** THE RECORDS follows **
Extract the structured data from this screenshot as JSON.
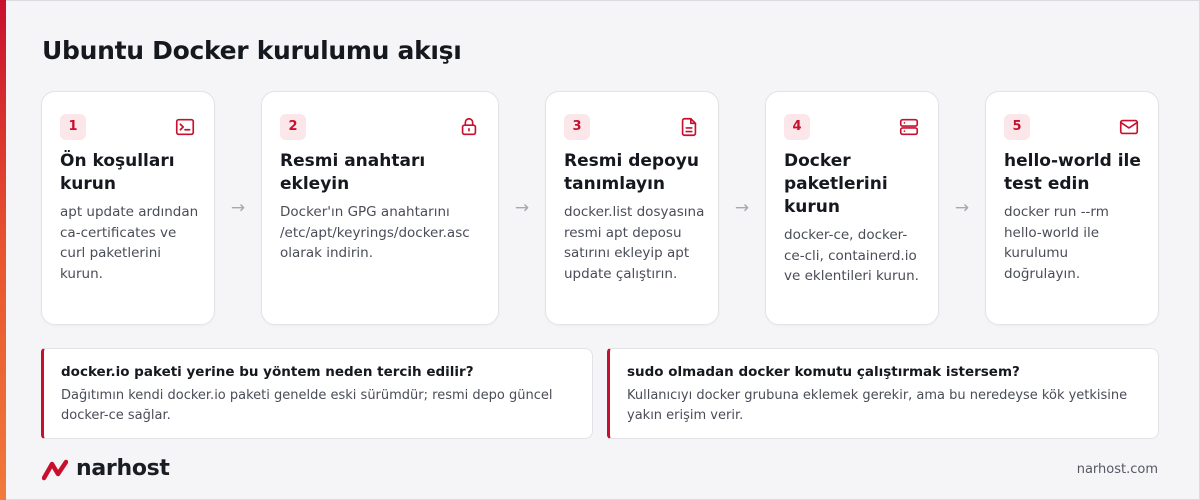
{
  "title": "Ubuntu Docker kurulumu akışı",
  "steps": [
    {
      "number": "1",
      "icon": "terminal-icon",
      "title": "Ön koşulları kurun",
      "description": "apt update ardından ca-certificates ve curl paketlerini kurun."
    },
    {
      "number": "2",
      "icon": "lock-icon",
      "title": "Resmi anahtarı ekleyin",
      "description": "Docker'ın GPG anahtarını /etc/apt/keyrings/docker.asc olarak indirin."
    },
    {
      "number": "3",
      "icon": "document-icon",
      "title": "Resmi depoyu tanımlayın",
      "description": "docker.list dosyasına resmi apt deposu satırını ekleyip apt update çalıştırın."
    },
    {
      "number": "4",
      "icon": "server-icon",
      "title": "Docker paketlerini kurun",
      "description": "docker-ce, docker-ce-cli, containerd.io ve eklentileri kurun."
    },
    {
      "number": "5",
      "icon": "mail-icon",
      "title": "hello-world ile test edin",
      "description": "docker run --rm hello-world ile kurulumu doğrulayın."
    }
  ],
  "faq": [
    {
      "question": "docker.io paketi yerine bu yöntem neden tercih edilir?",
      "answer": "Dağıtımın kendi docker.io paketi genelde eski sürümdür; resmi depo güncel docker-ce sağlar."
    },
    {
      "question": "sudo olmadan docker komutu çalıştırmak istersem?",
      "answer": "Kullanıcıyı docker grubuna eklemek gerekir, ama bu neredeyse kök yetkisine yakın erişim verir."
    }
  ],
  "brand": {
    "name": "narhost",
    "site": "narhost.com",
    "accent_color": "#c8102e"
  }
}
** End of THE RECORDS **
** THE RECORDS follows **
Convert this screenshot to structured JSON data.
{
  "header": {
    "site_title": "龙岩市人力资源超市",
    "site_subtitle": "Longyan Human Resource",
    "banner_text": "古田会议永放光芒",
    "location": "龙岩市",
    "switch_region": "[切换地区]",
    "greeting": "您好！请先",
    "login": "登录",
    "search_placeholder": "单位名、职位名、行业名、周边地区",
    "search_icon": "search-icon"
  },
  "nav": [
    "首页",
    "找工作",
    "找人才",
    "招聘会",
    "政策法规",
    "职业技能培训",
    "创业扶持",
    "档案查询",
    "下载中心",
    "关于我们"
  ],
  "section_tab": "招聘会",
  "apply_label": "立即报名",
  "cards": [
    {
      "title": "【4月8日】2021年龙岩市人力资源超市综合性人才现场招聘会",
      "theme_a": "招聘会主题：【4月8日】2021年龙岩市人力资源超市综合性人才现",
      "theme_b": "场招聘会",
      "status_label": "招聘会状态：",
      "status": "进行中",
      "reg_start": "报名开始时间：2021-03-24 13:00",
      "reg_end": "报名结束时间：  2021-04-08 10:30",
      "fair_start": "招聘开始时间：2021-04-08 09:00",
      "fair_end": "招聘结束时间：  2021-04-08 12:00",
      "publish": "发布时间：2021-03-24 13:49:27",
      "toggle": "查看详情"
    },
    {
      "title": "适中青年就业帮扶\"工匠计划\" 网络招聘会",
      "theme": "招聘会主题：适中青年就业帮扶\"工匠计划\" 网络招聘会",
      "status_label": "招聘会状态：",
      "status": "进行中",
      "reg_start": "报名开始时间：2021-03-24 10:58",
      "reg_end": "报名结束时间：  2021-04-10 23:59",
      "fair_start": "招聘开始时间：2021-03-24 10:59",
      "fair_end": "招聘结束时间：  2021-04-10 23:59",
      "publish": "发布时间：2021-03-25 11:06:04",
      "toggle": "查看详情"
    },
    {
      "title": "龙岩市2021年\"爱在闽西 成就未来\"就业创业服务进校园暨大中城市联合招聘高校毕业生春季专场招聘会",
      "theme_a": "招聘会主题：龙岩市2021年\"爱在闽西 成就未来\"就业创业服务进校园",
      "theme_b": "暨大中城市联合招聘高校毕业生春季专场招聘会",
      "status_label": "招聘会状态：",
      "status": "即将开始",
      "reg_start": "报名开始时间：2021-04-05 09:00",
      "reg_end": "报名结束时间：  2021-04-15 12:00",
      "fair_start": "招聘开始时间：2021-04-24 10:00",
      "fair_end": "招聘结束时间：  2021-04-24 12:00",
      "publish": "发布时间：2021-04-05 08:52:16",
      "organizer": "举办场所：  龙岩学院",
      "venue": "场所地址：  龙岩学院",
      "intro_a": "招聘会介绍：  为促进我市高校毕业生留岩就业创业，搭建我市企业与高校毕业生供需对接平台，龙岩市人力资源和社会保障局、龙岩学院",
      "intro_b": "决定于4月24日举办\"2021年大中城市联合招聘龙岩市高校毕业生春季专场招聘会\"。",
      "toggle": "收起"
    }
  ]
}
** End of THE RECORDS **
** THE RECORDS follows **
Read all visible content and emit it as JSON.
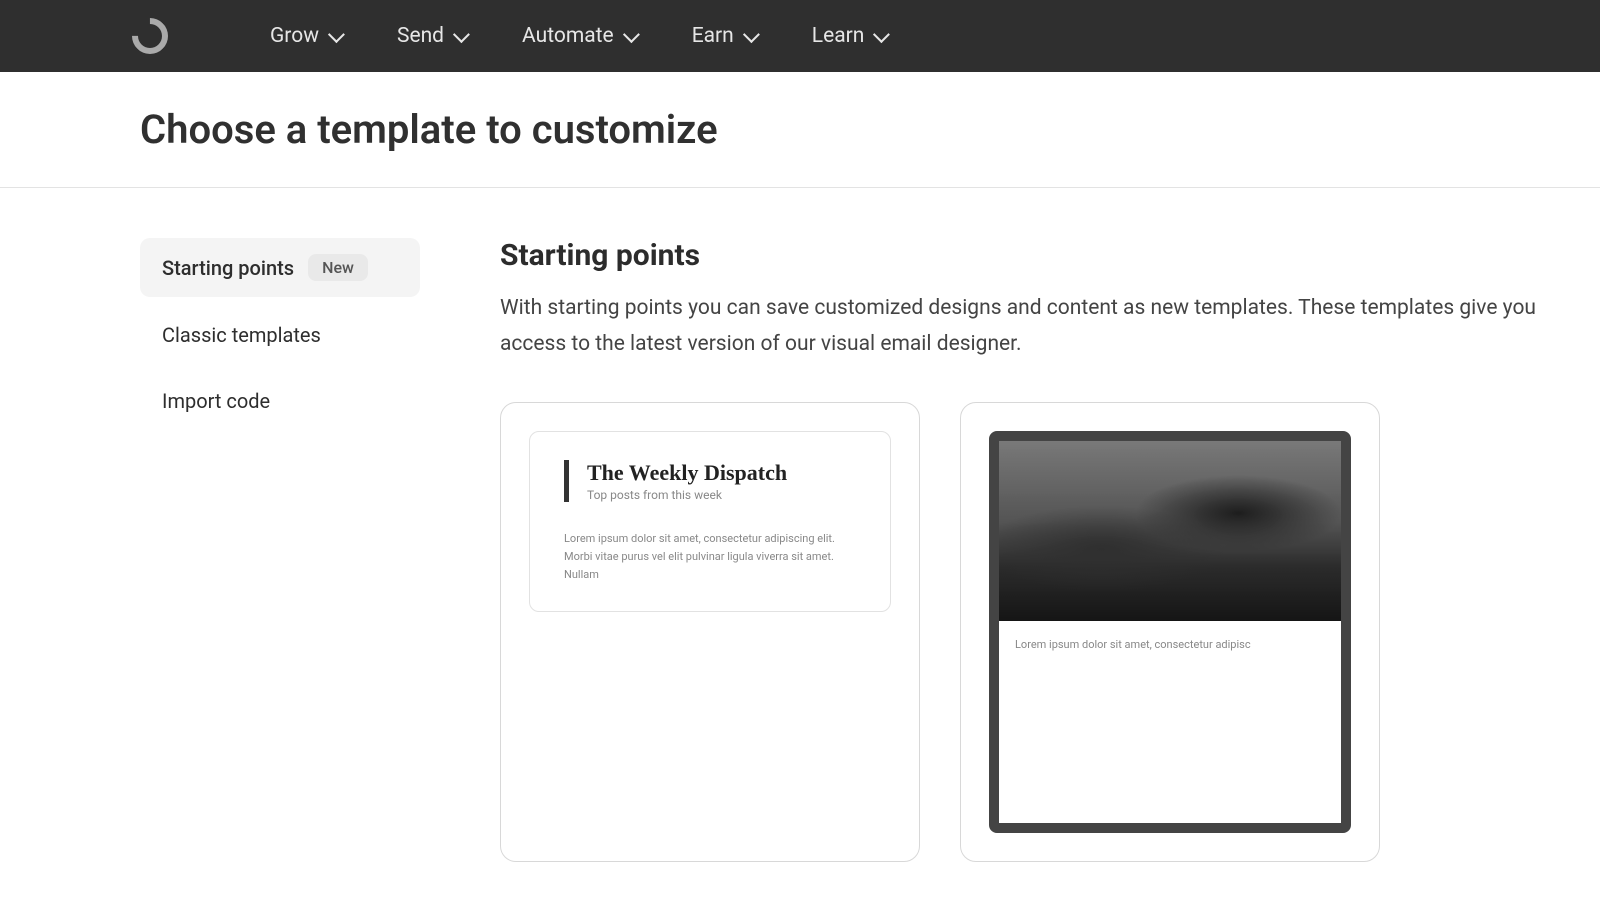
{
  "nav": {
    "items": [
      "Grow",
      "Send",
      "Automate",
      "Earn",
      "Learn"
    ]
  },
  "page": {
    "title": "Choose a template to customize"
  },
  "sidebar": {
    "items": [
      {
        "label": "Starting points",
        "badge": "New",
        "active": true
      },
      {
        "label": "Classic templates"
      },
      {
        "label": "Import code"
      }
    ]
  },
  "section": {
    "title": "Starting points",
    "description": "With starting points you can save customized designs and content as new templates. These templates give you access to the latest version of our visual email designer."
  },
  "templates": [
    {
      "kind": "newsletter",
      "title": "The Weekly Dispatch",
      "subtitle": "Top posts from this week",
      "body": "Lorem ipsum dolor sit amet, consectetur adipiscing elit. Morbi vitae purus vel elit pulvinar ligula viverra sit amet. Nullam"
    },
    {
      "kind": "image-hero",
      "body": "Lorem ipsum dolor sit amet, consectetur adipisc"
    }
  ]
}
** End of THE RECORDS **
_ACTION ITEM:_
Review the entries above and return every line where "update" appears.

_RESULT:_
      "description": "apt update ardından ca-certificates ve curl paketlerini kurun."
      "description": "docker.list dosyasına resmi apt deposu satırını ekleyip apt update çalıştırın."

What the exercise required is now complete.